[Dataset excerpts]
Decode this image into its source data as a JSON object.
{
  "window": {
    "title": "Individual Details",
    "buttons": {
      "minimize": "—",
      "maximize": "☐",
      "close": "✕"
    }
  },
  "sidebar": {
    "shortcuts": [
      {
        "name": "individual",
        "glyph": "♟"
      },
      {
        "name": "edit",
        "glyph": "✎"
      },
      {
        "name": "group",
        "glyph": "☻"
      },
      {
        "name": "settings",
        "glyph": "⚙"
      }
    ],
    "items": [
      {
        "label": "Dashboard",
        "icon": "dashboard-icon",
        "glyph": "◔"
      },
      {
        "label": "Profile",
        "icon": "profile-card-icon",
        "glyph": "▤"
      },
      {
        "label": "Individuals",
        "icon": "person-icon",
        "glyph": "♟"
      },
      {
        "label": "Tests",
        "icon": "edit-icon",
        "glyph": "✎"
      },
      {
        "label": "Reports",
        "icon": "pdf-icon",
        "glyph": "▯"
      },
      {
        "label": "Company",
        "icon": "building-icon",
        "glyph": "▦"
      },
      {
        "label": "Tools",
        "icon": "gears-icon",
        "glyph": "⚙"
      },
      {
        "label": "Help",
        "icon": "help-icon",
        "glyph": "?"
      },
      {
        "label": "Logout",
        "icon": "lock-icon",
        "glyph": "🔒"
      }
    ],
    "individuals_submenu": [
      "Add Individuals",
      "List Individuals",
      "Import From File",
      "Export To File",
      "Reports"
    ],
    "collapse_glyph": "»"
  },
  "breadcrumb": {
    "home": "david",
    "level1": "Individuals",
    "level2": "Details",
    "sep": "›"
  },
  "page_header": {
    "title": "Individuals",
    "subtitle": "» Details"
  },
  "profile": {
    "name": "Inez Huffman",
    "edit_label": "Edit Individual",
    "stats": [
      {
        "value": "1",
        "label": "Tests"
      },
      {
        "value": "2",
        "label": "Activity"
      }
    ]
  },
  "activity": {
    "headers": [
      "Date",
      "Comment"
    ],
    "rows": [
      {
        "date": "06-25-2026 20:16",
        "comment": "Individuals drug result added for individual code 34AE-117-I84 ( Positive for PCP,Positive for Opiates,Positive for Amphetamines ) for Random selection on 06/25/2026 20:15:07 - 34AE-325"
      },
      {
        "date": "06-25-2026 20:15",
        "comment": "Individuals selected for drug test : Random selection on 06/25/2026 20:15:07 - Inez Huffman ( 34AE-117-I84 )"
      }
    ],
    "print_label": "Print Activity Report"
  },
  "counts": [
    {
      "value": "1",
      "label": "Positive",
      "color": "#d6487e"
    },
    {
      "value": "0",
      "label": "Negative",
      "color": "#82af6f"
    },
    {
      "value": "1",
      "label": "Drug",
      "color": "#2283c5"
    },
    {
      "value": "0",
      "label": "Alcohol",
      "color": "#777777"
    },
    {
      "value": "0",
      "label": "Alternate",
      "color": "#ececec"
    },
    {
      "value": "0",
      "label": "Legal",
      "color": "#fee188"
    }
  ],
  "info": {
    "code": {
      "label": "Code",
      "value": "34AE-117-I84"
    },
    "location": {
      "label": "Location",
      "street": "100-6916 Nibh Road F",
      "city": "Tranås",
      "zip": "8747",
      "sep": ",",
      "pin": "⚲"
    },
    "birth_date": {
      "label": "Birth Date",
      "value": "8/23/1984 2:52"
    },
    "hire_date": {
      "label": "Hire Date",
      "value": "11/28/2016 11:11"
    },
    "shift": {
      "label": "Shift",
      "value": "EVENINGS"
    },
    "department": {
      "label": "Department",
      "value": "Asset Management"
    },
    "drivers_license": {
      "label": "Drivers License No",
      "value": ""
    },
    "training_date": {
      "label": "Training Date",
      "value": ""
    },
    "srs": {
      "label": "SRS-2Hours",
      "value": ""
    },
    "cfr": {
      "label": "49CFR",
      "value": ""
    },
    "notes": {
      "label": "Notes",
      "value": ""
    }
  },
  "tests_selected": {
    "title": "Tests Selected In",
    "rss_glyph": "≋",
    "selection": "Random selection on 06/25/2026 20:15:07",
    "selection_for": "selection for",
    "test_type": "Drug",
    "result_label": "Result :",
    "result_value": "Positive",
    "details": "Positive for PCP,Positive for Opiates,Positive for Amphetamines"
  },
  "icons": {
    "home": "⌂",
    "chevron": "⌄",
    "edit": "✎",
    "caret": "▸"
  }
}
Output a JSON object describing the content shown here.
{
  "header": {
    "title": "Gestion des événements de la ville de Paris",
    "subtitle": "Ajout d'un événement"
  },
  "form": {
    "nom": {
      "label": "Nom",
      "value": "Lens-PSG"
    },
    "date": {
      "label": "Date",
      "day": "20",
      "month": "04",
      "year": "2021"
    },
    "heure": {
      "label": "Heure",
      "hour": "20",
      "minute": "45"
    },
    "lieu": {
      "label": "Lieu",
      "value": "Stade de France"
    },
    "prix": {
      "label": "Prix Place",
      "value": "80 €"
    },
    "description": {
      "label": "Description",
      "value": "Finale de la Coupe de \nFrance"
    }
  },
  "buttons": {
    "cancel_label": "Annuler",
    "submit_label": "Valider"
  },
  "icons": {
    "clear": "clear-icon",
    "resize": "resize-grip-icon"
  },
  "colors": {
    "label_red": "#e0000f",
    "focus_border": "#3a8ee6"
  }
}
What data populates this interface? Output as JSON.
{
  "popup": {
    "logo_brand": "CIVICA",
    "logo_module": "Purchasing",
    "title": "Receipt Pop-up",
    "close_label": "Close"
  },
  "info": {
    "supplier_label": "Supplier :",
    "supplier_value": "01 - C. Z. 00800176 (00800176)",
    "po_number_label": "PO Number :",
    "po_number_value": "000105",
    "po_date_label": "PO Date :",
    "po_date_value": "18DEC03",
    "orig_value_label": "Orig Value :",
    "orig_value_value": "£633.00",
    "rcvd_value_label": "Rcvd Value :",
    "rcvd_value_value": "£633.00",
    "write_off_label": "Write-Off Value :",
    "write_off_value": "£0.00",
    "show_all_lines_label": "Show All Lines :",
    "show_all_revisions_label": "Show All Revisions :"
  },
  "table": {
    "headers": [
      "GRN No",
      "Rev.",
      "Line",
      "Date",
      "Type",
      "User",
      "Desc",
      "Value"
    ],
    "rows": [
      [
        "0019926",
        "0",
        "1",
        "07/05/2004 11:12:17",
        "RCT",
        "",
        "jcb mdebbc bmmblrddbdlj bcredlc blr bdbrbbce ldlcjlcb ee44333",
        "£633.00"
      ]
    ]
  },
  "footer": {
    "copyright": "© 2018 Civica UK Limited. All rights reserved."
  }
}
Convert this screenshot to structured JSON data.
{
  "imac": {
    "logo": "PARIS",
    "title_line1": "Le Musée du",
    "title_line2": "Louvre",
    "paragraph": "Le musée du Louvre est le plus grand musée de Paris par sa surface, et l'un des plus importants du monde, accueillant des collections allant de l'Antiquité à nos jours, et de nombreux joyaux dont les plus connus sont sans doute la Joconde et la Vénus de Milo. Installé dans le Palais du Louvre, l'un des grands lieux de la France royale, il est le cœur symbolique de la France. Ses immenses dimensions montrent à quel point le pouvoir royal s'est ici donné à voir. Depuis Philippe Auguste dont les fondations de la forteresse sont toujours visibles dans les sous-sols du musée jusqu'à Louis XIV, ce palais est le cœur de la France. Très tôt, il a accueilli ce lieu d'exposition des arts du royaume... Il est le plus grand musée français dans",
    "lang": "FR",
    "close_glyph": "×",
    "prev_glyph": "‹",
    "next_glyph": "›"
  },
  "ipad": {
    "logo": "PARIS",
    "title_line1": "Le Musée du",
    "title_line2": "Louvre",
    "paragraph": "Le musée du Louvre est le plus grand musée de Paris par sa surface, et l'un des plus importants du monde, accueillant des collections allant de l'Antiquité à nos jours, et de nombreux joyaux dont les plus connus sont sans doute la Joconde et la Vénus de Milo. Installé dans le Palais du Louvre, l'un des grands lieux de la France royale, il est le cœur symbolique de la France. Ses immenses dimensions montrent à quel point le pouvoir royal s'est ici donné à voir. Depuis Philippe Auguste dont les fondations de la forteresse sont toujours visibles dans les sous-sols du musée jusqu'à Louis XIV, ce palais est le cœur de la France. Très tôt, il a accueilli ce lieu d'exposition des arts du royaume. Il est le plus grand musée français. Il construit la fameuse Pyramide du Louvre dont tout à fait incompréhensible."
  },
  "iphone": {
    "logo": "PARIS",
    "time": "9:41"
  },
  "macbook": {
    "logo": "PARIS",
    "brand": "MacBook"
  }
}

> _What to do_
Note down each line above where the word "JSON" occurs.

> _Answer to this exercise_
Decode this image into its source data as a JSON object.
Output a JSON object describing the content shown here.
What data populates this interface? Output as JSON.
Convert this screenshot to structured JSON data.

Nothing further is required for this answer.